======== SUPPLIED DATA

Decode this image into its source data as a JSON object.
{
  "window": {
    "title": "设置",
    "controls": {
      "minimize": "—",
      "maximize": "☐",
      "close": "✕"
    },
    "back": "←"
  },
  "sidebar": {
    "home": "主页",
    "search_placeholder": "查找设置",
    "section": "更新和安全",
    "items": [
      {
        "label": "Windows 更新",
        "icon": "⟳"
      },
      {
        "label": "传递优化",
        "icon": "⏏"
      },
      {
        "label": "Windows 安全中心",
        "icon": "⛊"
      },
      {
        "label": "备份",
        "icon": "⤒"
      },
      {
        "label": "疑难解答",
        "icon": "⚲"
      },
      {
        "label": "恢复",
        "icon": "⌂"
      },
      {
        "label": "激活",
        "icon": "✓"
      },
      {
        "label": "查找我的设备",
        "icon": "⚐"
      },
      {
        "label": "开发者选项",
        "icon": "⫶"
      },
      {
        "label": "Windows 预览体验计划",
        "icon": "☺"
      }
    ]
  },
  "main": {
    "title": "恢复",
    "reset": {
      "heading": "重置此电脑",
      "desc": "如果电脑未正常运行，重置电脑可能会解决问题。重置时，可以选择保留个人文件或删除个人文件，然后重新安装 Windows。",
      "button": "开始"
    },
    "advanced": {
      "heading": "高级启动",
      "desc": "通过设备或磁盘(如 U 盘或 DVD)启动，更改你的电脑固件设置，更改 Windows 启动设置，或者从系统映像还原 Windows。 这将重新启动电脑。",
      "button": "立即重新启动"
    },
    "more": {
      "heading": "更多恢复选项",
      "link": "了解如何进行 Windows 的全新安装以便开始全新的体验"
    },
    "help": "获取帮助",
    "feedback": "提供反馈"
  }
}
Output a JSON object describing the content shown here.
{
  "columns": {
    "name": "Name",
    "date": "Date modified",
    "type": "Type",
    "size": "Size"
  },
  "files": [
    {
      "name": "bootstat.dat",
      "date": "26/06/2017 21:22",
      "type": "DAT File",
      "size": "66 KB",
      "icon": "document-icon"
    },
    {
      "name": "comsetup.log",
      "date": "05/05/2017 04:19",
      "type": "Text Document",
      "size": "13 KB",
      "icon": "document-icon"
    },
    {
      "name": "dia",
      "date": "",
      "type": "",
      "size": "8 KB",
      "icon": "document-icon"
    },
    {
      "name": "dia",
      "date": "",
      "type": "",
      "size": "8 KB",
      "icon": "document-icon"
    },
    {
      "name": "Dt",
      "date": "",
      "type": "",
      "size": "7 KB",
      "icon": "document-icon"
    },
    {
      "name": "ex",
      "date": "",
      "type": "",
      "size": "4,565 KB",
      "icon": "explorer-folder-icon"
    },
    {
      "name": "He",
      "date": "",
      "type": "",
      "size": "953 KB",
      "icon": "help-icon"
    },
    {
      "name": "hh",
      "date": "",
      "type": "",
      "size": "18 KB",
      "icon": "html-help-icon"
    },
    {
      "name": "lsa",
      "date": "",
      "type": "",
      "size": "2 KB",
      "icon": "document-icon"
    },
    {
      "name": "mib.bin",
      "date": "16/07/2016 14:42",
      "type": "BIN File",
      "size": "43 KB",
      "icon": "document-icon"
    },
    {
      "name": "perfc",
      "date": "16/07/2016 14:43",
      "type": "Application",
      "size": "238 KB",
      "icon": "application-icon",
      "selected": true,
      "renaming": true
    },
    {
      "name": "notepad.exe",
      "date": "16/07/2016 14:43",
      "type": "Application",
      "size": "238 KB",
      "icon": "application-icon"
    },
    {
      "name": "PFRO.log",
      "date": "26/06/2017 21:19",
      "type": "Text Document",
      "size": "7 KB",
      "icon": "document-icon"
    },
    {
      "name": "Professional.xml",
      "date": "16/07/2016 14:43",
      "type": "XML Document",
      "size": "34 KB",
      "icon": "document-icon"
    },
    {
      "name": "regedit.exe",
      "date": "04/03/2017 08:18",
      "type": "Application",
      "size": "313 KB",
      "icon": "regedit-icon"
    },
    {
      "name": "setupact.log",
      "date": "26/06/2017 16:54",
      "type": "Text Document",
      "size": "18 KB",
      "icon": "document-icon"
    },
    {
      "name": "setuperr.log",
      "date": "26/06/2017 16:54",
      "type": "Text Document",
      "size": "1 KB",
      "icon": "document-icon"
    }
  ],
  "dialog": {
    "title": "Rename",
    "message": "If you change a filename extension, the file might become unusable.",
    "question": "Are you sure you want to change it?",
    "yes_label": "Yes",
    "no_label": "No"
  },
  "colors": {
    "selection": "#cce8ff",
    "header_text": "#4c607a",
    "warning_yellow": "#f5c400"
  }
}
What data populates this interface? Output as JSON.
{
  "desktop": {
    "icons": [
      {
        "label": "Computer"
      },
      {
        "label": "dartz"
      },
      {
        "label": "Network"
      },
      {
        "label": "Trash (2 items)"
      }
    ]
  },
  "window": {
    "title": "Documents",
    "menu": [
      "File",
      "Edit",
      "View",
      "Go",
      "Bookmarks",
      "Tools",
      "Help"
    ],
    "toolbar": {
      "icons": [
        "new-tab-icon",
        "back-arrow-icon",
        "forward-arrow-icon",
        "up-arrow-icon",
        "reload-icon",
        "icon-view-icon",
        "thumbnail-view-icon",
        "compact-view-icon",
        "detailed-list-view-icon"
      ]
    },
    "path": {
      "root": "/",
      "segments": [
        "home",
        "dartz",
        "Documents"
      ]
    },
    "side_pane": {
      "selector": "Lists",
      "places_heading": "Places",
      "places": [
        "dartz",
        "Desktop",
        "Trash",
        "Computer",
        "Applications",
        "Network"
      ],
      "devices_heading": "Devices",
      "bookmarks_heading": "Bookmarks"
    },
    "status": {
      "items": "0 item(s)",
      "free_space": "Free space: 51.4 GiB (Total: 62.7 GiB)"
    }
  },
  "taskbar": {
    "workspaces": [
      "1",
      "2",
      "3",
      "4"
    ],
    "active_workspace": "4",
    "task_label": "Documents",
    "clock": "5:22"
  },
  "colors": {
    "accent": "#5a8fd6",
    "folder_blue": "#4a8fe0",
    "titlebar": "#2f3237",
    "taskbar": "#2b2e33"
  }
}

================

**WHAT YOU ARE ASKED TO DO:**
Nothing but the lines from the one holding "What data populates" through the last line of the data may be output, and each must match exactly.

**ANSWER TO THE EXERCISE:**
What data populates this interface? Output as JSON.
{
  "desktop": {
    "icons": [
      {
        "label": "Computer"
      },
      {
        "label": "dartz"
      },
      {
        "label": "Network"
      },
      {
        "label": "Trash (2 items)"
      }
    ]
  },
  "window": {
    "title": "Documents",
    "menu": [
      "File",
      "Edit",
      "View",
      "Go",
      "Bookmarks",
      "Tools",
      "Help"
    ],
    "toolbar": {
      "icons": [
        "new-tab-icon",
        "back-arrow-icon",
        "forward-arrow-icon",
        "up-arrow-icon",
        "reload-icon",
        "icon-view-icon",
        "thumbnail-view-icon",
        "compact-view-icon",
        "detailed-list-view-icon"
      ]
    },
    "path": {
      "root": "/",
      "segments": [
        "home",
        "dartz",
        "Documents"
      ]
    },
    "side_pane": {
      "selector": "Lists",
      "places_heading": "Places",
      "places": [
        "dartz",
        "Desktop",
        "Trash",
        "Computer",
        "Applications",
        "Network"
      ],
      "devices_heading": "Devices",
      "bookmarks_heading": "Bookmarks"
    },
    "status": {
      "items": "0 item(s)",
      "free_space": "Free space: 51.4 GiB (Total: 62.7 GiB)"
    }
  },
  "taskbar": {
    "workspaces": [
      "1",
      "2",
      "3",
      "4"
    ],
    "active_workspace": "4",
    "task_label": "Documents",
    "clock": "5:22"
  },
  "colors": {
    "accent": "#5a8fd6",
    "folder_blue": "#4a8fe0",
    "titlebar": "#2f3237",
    "taskbar": "#2b2e33"
  }
}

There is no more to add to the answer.